Rep. Wittman: Sure, sure. Well, you know, we’ve had some great visits with folks that are in the business of protecting systems from places like Oracle and CrowdStrike and others, so we understand the threat there from the outside. But the other aspects of what you point out here are equally as important as, you know, what happens nefariously internally within these systems. You know, what happens with other folks trying to influence that aren’t necessarily part of an algorithm, but are part of another orchestrated effort to have an influence in those systems?
And what we want to make sure we understand is not just the hardware elements, the things we do to protect those systems, but what are the – what are the software elements? What are the things that can happen in the development of technology? I mean, the next industrial revolution is going to be artificial intelligence. The question is, is, you know, how do we make sure we put the right boundaries on that or the right guardrails on that? Because AI can be used for some incredibly good things, but it can also be used for some incredibly bad things. I worry that the Chinese will try to use it for some incredibly bad things.
So as we see this – you know, we see the physical infrastructure, we see the software infrastructure, we see the data infrastructure – how do we make sure we understand all the different vulnerabilities in those systems? And how do we make sure we protect that?

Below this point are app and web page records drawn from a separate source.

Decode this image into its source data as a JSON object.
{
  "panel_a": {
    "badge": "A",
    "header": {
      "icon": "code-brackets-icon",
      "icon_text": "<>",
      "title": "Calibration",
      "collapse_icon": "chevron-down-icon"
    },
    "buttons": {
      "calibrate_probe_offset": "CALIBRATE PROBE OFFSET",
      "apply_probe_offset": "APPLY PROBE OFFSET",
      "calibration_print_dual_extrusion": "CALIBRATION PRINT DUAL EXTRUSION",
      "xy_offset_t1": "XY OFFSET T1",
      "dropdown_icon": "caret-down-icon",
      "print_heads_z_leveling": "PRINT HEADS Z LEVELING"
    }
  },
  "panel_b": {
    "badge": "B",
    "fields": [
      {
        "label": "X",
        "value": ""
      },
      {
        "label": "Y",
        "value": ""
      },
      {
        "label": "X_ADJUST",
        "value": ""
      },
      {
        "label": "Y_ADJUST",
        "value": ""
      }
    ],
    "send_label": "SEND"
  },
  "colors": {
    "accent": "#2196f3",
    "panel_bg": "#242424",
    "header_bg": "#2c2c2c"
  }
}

And again, in our society, we don’t – we don’t want to shut those things down like China does to their people, but what we want to do is to put the proper guardrails on there. We want to make sure that we put in place the proper protections.
That takes a significant amount of effort; and it takes everyone thinking a step ahead, thinking about what could the vulnerabilities be here. It’s unfortunate we have to think that way, but we have to put ourselves in the shoes of saying, what would somebody with insidious or nefarious intent try to do – i.e., the Chinese – and then try to stay a step ahead.

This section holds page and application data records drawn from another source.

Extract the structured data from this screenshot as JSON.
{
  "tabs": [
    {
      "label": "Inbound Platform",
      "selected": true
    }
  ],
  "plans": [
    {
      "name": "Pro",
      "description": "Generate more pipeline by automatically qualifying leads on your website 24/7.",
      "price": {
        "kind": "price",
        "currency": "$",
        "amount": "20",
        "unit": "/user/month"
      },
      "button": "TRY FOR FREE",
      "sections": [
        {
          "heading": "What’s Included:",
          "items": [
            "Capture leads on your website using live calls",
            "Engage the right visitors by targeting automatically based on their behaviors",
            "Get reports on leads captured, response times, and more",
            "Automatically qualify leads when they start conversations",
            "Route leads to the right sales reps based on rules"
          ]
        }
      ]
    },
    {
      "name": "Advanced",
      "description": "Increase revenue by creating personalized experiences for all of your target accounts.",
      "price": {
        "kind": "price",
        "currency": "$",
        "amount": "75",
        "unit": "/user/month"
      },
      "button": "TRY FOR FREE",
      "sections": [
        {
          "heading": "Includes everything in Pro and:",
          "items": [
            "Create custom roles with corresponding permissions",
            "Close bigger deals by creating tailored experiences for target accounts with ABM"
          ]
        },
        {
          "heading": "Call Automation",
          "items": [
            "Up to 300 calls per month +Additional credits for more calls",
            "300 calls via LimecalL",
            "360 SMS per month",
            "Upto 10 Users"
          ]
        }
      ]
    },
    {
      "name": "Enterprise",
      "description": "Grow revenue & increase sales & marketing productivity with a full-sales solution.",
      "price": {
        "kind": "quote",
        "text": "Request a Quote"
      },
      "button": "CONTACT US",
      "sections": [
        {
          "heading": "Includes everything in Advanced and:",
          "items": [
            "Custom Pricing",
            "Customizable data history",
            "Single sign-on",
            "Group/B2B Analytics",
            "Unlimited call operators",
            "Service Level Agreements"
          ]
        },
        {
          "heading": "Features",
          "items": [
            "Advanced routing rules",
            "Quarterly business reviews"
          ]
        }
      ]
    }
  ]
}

Listen, the people that want to do bad will always, unfortunately, be even a little bit ahead of what we try to anticipate, but we have to do – we have to do a better job of being proactive rather than reactive. Right now, through the years, we’ve been very much reactive in protecting systems, looking at how whether it’s information, software, hardware, data is vulnerable. What we have to do is not only to be reactive in protecting those systems, but we have to be more proactive in looking at what could a possible vulnerability be. And instead of waiting for the system to go in place and thinking about what the potential vulnerabilities are, when we’re designing these things and when we’re constructing these things, we have to get to the left of the curve and say, OK, as we design these things, let’s design them with the – with the mindset that there are certain things that people with nefarious intent could try to do. I think that’s the mindset we have to assume now.
Dr. Jones: Well, Congressman Wittman, thank you very much for spending a few minutes with us today.
Rep. Wittman: Thank you.
Dr. Jones: This is an incredibly important subject, as you’ve highlighted.
Rep. Wittman: Yes.
Dr. Jones: Thanks for all the work that you’re doing not just for your district, for your state, but for the nation writ large. And I think as you’ve highlighted today, the issues that we have to pay attention to from China are global in nature, and they cut across everything from conventional activity to gray-zone or political warfare activity, to technology, to even our education institutions. So thank you for what you’re doing in all of those areas to protect the nation.
Rep. Wittman: Thank you so much. Thanks for the opportunity. Thanks to CSIS, too, for the great work that you all do in really unfolding the layers of the challenges that we face in the future.
Dr. Jones: Great. Well, we look forward to seeing you again soon.
Rep. Wittman: Thank you.